◆ DATASET EXTRACT
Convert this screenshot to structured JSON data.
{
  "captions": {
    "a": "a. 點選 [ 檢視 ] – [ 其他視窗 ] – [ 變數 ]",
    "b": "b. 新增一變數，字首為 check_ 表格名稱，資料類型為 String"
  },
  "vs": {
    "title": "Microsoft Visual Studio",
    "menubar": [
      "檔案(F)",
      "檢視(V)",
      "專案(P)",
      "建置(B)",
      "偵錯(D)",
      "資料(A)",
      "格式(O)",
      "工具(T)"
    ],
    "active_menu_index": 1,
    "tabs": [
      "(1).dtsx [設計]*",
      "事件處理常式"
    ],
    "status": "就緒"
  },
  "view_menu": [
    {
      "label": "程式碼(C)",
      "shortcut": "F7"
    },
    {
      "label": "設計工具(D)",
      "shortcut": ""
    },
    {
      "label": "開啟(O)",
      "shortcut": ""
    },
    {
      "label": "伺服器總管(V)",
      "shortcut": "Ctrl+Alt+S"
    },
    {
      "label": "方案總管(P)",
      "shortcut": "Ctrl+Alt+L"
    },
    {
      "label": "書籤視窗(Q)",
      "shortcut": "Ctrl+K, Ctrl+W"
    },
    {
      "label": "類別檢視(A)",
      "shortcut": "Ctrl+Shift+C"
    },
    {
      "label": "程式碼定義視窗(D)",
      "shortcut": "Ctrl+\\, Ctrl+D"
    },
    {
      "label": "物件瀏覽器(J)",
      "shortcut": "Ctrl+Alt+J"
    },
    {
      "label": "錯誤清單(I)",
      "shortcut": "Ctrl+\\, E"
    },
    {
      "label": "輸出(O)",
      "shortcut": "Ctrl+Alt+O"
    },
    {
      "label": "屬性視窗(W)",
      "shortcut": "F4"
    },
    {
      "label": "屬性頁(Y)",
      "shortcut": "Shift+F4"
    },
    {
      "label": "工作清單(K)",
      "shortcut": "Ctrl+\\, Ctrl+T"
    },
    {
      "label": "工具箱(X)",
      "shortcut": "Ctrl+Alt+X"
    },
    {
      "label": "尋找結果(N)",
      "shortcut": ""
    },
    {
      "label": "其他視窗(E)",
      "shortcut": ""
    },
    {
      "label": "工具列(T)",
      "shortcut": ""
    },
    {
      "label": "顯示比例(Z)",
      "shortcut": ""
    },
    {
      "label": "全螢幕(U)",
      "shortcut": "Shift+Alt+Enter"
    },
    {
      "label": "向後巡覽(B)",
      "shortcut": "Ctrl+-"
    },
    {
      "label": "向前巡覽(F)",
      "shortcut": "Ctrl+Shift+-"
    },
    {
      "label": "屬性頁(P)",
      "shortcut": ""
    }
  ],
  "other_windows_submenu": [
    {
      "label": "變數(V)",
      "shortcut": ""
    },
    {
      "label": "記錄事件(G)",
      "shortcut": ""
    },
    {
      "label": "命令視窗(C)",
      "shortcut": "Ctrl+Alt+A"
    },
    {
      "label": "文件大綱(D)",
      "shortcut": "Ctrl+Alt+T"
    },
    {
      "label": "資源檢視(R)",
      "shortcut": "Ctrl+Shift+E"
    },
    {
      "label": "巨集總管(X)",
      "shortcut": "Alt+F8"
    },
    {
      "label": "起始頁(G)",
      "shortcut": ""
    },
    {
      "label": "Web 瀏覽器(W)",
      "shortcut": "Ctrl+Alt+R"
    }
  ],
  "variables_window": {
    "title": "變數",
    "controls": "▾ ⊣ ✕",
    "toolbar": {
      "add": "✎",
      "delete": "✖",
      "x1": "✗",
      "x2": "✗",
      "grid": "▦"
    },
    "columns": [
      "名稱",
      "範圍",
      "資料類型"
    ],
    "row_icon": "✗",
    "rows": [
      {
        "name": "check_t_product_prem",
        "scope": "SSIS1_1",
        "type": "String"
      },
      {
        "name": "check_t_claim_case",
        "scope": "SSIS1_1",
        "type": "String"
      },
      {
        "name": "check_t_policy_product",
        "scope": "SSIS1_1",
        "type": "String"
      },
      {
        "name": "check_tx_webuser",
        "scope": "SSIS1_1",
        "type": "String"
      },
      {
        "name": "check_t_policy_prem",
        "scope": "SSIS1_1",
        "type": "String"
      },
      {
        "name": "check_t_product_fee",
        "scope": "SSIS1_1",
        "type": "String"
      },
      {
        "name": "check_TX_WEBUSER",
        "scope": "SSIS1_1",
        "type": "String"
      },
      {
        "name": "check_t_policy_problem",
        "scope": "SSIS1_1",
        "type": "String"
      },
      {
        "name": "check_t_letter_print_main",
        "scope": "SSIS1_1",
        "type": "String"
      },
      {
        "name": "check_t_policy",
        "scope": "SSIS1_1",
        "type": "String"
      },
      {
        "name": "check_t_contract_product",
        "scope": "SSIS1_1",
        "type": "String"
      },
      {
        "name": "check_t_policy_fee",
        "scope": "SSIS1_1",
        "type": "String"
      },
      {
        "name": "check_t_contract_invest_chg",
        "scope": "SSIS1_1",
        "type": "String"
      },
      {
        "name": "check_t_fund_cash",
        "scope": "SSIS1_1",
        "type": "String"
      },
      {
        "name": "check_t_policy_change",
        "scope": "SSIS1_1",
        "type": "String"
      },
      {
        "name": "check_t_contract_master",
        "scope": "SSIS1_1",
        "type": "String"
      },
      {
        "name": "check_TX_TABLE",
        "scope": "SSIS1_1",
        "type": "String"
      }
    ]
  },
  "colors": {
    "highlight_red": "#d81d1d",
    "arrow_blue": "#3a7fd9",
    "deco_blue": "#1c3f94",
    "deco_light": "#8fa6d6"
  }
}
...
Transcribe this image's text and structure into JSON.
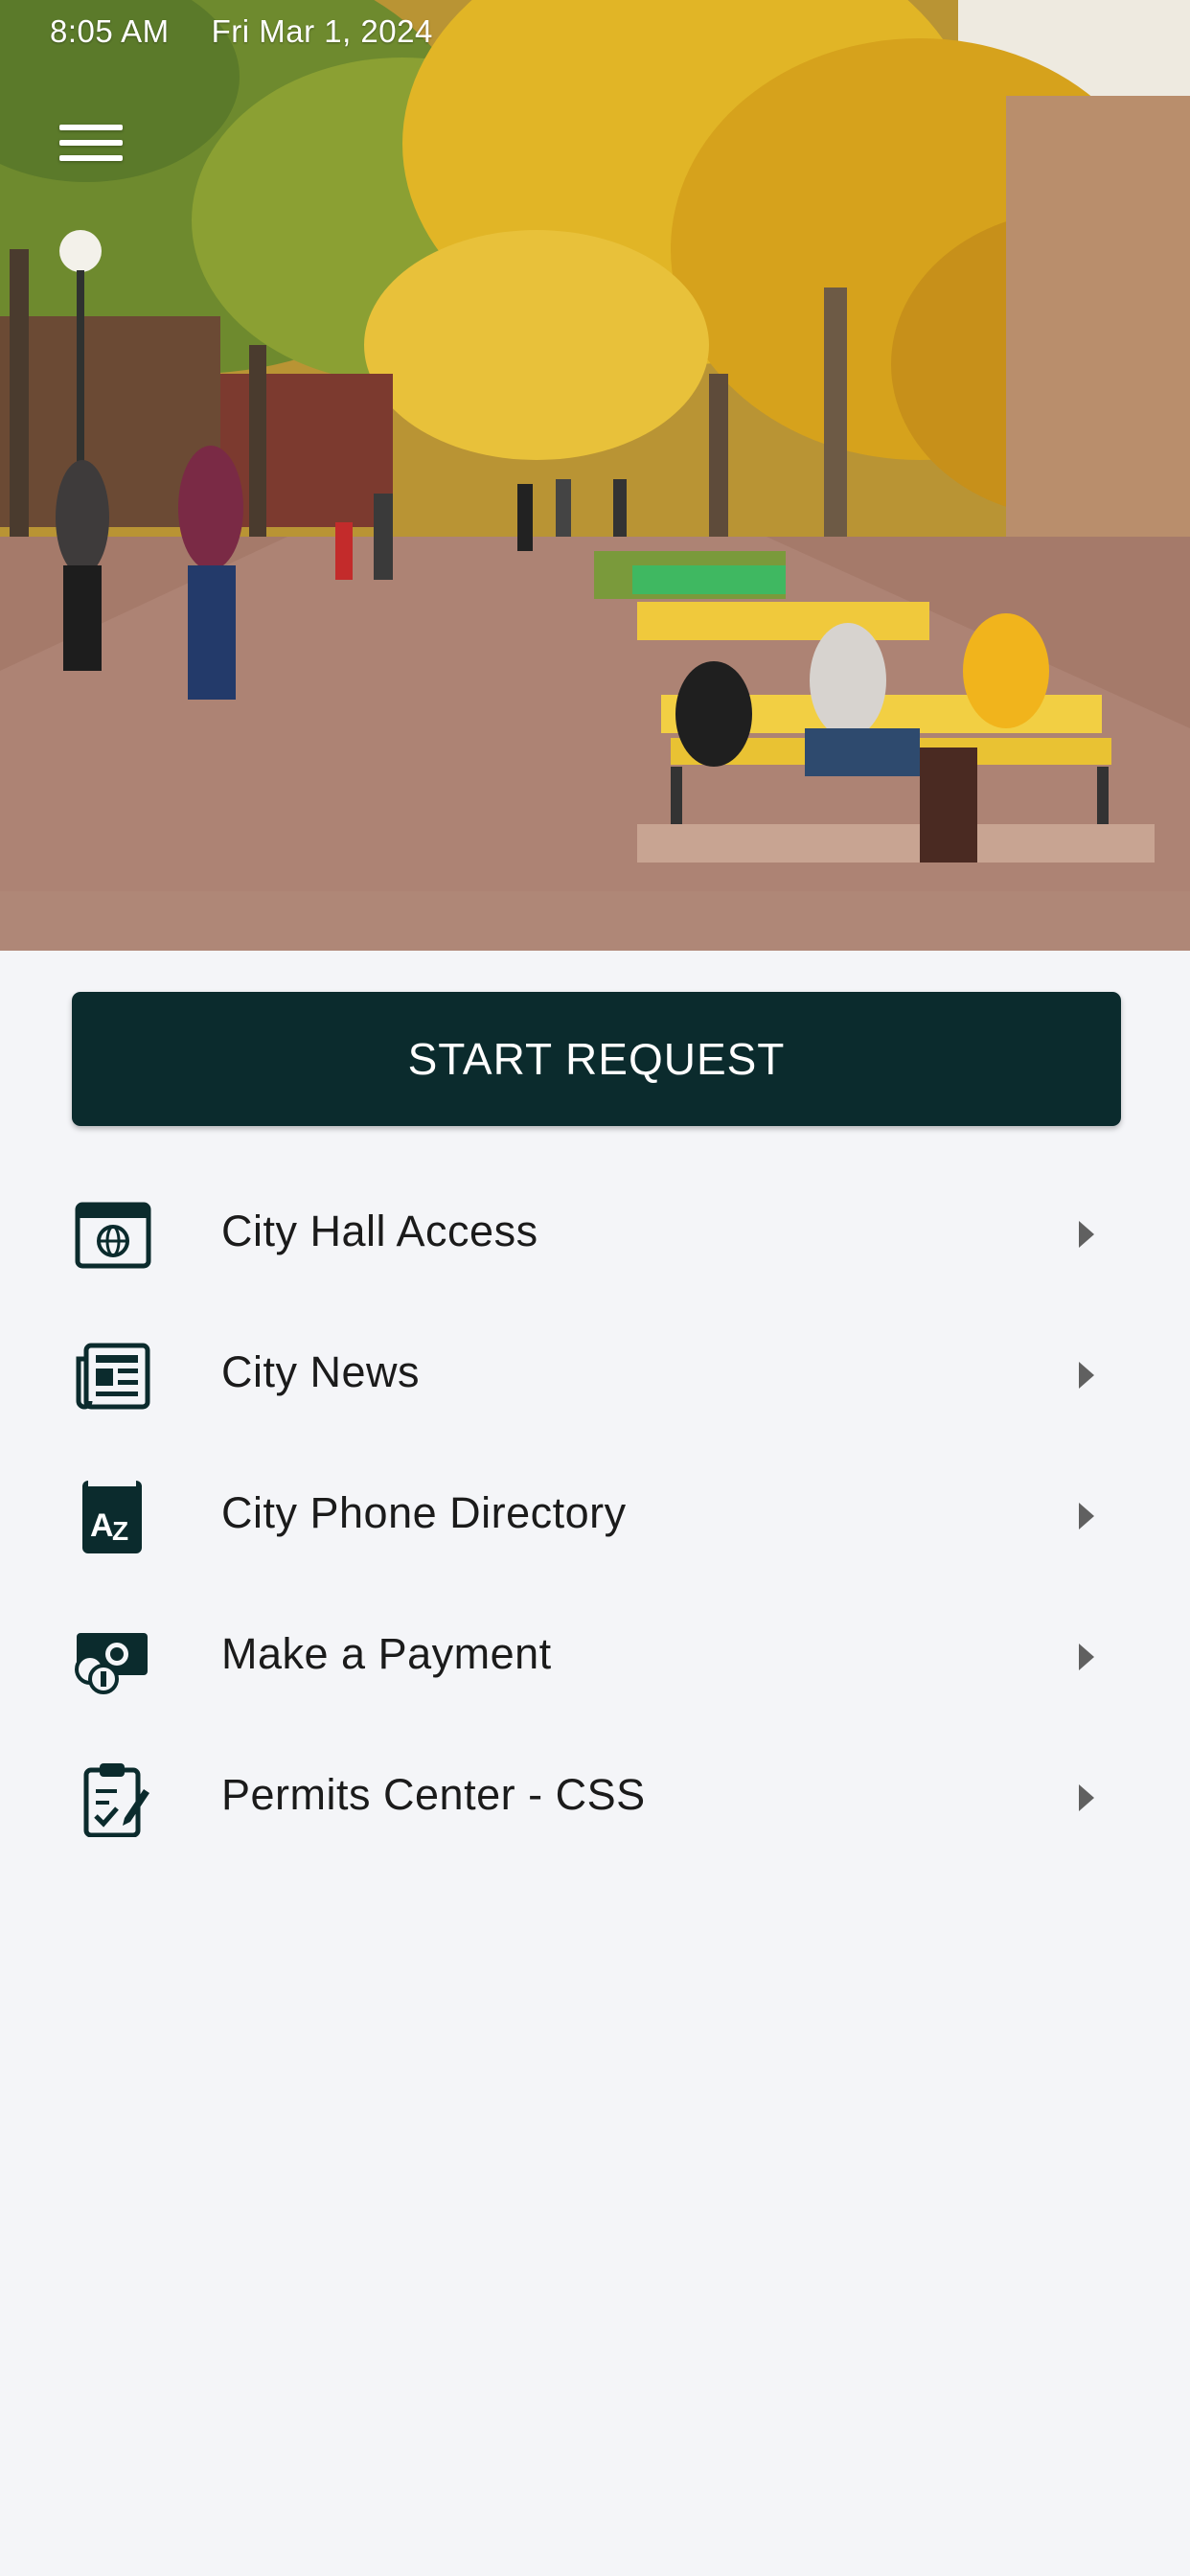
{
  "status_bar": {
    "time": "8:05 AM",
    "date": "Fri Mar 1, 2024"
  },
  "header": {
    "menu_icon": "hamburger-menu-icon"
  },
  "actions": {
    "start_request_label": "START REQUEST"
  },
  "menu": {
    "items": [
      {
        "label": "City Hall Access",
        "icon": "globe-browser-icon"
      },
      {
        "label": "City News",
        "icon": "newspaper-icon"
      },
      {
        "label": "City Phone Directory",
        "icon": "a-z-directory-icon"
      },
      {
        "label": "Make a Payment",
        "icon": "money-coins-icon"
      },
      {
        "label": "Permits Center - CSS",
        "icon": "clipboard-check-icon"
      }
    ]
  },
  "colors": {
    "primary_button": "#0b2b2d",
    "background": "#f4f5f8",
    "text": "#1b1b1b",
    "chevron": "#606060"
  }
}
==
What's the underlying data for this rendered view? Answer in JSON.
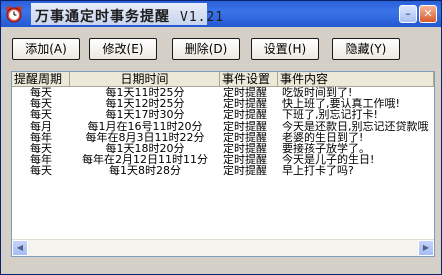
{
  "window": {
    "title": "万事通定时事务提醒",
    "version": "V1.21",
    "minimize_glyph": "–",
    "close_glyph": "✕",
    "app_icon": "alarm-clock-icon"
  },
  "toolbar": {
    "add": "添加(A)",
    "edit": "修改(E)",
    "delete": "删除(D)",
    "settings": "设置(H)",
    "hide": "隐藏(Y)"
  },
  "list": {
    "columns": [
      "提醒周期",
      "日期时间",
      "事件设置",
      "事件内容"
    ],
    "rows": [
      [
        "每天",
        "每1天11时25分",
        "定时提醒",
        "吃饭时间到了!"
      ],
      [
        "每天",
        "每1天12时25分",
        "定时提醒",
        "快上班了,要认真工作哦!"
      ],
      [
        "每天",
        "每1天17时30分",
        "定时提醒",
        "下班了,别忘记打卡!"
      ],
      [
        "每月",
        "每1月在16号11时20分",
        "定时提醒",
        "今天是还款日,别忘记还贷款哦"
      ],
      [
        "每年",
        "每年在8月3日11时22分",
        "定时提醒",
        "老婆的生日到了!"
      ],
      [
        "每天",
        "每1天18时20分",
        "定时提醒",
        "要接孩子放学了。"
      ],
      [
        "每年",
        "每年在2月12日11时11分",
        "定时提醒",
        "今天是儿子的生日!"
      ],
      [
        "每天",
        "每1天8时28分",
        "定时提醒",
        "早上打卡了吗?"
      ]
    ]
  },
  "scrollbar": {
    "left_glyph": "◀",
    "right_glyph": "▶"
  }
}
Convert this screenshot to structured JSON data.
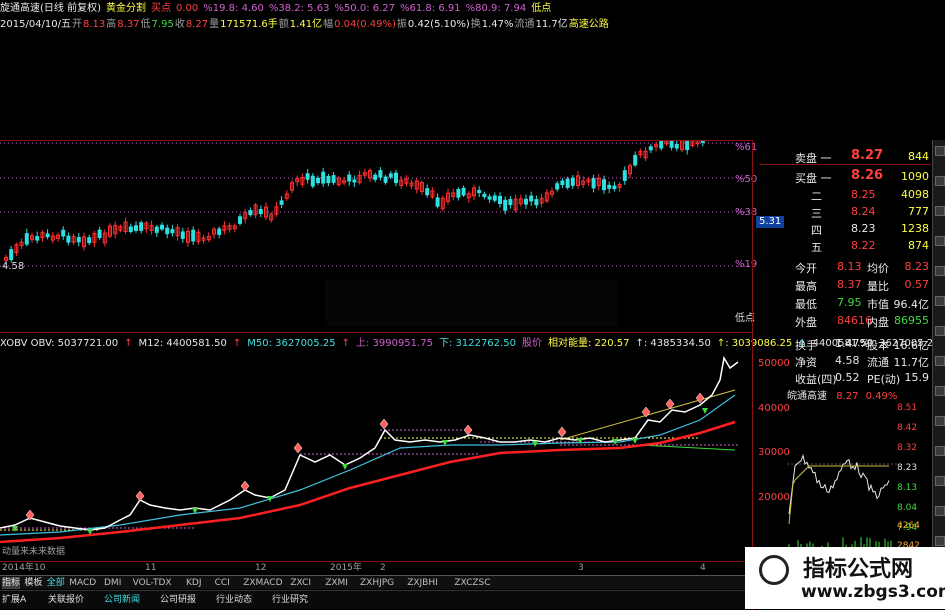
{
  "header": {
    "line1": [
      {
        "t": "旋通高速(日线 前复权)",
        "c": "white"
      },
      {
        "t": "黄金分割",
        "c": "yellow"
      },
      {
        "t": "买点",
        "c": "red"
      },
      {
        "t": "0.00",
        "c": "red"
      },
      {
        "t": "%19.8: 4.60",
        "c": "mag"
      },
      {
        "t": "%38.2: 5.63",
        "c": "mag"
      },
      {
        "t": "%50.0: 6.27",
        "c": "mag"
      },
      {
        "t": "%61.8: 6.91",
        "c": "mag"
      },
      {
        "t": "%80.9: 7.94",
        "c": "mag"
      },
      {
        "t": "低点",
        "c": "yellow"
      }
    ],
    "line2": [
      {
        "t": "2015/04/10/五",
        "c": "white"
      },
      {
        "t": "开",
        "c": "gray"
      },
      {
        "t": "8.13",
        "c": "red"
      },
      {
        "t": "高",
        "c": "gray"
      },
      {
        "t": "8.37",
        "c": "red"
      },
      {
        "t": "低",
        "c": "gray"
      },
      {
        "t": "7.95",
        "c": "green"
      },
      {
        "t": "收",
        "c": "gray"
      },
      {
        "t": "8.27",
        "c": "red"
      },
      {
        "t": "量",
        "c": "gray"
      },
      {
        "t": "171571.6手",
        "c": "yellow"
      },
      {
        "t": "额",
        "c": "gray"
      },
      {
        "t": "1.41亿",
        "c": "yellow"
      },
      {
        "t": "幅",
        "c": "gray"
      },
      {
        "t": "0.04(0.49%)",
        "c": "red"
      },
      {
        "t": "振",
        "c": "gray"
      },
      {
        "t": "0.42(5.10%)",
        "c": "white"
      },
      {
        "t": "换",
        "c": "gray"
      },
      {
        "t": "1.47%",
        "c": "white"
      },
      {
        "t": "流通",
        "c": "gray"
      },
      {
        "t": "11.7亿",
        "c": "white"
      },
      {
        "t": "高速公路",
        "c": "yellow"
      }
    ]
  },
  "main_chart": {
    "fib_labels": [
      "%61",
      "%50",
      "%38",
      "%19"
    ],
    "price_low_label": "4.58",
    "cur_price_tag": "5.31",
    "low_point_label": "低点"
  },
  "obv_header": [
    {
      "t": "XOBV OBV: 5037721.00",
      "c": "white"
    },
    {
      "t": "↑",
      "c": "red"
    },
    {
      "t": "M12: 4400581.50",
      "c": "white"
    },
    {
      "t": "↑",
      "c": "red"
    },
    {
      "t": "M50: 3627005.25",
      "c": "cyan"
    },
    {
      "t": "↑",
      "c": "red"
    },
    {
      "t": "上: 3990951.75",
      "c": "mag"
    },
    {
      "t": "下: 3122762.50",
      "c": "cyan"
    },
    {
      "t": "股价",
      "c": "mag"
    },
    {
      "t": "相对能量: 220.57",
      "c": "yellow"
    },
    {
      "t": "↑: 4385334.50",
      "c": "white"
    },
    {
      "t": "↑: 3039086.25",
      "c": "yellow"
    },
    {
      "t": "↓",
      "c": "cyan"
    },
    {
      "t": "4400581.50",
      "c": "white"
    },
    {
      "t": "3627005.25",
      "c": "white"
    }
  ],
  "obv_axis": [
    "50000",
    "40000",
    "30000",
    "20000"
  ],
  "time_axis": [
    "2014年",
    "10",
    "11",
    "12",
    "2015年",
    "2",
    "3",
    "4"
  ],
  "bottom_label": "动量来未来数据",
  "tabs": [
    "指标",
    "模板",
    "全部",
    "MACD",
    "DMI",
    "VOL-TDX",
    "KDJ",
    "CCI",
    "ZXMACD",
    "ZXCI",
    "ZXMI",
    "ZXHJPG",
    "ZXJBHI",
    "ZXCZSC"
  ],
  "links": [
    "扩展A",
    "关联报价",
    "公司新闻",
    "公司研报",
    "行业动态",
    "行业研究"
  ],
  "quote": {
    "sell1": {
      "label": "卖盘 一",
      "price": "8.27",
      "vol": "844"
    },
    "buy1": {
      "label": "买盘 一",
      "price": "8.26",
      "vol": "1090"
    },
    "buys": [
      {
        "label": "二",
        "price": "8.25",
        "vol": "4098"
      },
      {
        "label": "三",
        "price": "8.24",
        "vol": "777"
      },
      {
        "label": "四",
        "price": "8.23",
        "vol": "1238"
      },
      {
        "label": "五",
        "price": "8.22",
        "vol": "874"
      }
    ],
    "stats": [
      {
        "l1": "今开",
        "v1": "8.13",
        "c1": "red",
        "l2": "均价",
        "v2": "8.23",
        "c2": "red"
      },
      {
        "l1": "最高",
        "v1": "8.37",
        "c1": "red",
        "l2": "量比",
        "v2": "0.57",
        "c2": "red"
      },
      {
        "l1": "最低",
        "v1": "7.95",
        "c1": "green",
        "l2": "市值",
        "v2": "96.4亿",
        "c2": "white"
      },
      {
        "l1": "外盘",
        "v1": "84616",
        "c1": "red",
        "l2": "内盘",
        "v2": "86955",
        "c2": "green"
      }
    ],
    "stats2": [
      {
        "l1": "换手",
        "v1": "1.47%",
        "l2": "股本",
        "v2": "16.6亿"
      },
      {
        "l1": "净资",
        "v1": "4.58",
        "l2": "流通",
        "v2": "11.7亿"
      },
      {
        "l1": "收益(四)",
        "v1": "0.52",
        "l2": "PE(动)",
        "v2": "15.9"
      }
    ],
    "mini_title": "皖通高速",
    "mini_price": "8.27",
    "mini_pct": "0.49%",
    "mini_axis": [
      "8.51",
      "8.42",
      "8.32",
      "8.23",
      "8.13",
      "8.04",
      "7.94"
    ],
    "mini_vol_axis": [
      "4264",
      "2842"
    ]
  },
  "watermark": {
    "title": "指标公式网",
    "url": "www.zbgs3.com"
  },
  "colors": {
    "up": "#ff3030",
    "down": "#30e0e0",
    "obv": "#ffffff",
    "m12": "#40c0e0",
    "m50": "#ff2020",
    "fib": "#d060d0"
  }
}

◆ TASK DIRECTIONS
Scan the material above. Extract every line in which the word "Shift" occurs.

◆ WRITTEN RESPONSE
      "shortcut": "Ctrl+Shift+C"
      "shortcut": "Shift+F4"
      "shortcut": "Shift+Alt+Enter"
      "shortcut": "Ctrl+Shift+-"
      "shortcut": "Ctrl+Shift+E"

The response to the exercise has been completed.